Founder & MD, 4D Biomedical (2003-2010). He worked around the UK putting together translational medical research collaborations with UK Universities, Hopsitals and Life Science Companies.
In 2003 Freeman founded Mind The Gap: a campaign for civic renewal.
In 2005 Freeman fought the then Labour stronghold of Stevenage with an innovative campaign “Positive Politics”.
The first Candidate to be selected via David Cameron’s A list, George was elected in the 2010 general election as MP for Mid Norfolk.
Taskforce on Innovation, Growth and Regulatory Reform (TIGRR)
Minister of State, (Minister for the Future of Transport), Department for Transport
Chair, Conservative Policy Forum
Chair, Prime Minister’s Policy Board
UK Minister for Life Science
UK Trade Envoy
Government Life Science Adviser
PPS to the Minister for Climate Change
Freeman was married to Eleanor from 1996 to 2016 and has a son and a daughter aged 18 and 20. They separated in 2014 citing the pressures of juggling a young family, two careers and living apart because of politics.
In 2020 Freeman married childhood friend and RSC theatre director Fiona Laird.
Minister of State for Decarbonisation, Disconnection, Digitalisation, UK Department of Transport (2019-20)
As the Minister for the Future of Transport I led key reforms around:
- The establishment of the new Future of Transport Policy & Directorate
- Future of Mobility Zones & Regulatory Review
- Initiated major policy review of Decarbonisation, Disconnection, Digitalisation.
- Secured No10 & 11 agreement & announced East-West Rail (Oxford to Cambridge)
- Future Fuels: biofuels, E10, Hydrogen
- Joint Air Quality Unit with Department of Environment + Climate Change
- Devolution: liaison with all Mayors & Combined Authorities on Clean Air Zones
- OLEV: Office for Low Emission Vehicles & UK Road to NetZero
Minister for Life Science (2014-16)
As the first-ever UK Minister for Life Science, I led the Coalition Government’s ground-breaking first Industrial Strategy for Life Science, specifically including key flagship policy reforms:
- The NHS 100k Genome Project
- The Accelerated Access Review
- NICE and PPRS Reform
- Life Science Opportunity Zones
- Founded Patients4Data
- Led UK AgriTech Industrial Strategy & establishment of UKTI LifeSci & Agritech
Conservative Policy Forum
As Chair of the Conservative Policy Forum, I was delighted to put in place a major programme of reform.

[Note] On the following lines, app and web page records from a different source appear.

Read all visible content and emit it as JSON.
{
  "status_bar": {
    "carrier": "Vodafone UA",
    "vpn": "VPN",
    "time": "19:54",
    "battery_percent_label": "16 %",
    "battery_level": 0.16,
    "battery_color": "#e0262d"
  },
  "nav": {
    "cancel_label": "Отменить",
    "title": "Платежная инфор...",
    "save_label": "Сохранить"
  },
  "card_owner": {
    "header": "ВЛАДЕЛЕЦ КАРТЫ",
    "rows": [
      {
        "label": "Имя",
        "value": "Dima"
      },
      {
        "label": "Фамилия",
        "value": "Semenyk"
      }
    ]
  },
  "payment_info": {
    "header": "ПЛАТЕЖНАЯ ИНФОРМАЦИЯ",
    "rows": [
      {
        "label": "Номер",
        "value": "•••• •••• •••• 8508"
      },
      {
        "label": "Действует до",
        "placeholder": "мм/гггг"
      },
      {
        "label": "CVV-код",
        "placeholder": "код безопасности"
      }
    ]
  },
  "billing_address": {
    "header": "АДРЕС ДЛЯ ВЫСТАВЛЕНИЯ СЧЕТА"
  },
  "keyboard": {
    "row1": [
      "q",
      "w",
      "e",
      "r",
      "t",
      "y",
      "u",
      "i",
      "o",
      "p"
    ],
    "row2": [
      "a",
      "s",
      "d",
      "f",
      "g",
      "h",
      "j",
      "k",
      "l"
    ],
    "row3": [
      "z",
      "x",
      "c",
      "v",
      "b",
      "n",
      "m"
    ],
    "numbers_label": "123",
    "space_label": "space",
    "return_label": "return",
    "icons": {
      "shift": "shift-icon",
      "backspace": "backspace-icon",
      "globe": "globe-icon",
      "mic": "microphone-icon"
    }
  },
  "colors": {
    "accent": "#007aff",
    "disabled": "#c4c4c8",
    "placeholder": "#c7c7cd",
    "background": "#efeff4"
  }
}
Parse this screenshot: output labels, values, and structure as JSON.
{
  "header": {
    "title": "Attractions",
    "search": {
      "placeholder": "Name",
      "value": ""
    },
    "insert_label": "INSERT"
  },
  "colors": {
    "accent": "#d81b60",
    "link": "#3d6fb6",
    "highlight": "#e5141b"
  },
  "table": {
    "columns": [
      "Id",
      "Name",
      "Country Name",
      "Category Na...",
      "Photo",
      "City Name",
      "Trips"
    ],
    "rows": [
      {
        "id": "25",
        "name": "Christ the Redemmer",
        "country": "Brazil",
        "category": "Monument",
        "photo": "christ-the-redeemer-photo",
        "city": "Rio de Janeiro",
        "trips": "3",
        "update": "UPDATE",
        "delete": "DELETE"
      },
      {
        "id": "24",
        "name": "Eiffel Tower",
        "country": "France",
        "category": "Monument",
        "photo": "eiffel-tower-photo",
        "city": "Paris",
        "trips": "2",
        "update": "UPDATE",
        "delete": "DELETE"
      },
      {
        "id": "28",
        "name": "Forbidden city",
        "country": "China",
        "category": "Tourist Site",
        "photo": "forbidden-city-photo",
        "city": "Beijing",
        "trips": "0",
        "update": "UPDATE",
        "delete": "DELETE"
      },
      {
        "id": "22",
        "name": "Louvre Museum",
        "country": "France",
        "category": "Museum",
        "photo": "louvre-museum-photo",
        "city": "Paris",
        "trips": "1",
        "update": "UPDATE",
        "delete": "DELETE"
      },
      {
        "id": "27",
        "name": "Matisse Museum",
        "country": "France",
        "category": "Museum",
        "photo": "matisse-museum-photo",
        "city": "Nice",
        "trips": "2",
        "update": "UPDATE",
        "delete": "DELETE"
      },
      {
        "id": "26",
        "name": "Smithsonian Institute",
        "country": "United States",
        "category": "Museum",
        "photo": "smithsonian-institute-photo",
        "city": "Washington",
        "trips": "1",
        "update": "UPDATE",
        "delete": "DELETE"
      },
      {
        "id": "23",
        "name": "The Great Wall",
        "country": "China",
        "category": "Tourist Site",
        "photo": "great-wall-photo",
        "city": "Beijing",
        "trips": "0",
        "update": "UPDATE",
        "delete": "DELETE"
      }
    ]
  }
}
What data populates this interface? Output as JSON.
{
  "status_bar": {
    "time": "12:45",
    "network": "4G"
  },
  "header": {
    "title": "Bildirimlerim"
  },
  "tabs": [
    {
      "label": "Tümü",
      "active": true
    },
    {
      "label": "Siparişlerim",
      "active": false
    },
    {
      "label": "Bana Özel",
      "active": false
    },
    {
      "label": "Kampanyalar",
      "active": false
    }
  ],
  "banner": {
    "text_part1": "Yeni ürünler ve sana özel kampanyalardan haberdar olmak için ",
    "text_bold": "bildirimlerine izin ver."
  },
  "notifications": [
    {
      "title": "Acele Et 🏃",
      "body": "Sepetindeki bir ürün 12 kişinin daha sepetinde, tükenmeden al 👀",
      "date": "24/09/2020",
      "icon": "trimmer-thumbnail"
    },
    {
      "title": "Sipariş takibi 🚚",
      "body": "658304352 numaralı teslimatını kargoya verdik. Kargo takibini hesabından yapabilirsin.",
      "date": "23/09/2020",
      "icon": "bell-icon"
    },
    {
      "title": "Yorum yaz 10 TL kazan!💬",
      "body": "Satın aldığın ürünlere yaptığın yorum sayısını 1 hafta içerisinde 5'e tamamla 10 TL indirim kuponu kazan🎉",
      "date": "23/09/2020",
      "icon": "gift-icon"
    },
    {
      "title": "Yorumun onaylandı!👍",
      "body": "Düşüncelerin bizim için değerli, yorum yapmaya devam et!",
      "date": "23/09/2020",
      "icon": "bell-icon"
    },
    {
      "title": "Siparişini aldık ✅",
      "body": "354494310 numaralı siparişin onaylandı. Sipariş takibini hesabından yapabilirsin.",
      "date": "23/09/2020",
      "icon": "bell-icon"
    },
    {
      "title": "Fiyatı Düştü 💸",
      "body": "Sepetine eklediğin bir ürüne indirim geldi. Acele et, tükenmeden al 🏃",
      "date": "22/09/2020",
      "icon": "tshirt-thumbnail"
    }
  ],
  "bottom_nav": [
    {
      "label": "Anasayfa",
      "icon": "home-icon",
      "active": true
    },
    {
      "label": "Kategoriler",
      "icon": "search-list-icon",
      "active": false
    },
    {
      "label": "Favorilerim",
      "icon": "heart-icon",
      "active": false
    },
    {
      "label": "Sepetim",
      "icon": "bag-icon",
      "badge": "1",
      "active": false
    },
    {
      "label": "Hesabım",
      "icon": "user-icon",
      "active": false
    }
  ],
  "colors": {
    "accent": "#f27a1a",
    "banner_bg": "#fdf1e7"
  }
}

This included:
- Better policy input for members.
- CPF champions for hard-to-reach communities.
- Meet the Ministers FaceTime Live.
- Number 10 roundtables.
We also recruited our brilliant CPF champions:
- Mark Davies, Gareth and Alison Cork on enterprise.
- Resham Kotecha and Myles Stacey leading our work with BAME communities.
- Virginia Crosbie on social enterprise.
- Isabella Gornall on the environment.
- And John Moss and Joy Morrissey on social housing.
During my term as Chair of the CPF from 2015 - 2019:
- Active constituency CPFs are up fivefold.
- Active members are up threefold.
- We now have 306 groups nationwide.
- Our mailing list is growing by 20%.
- 7,000 members are participating in our new policy surveys.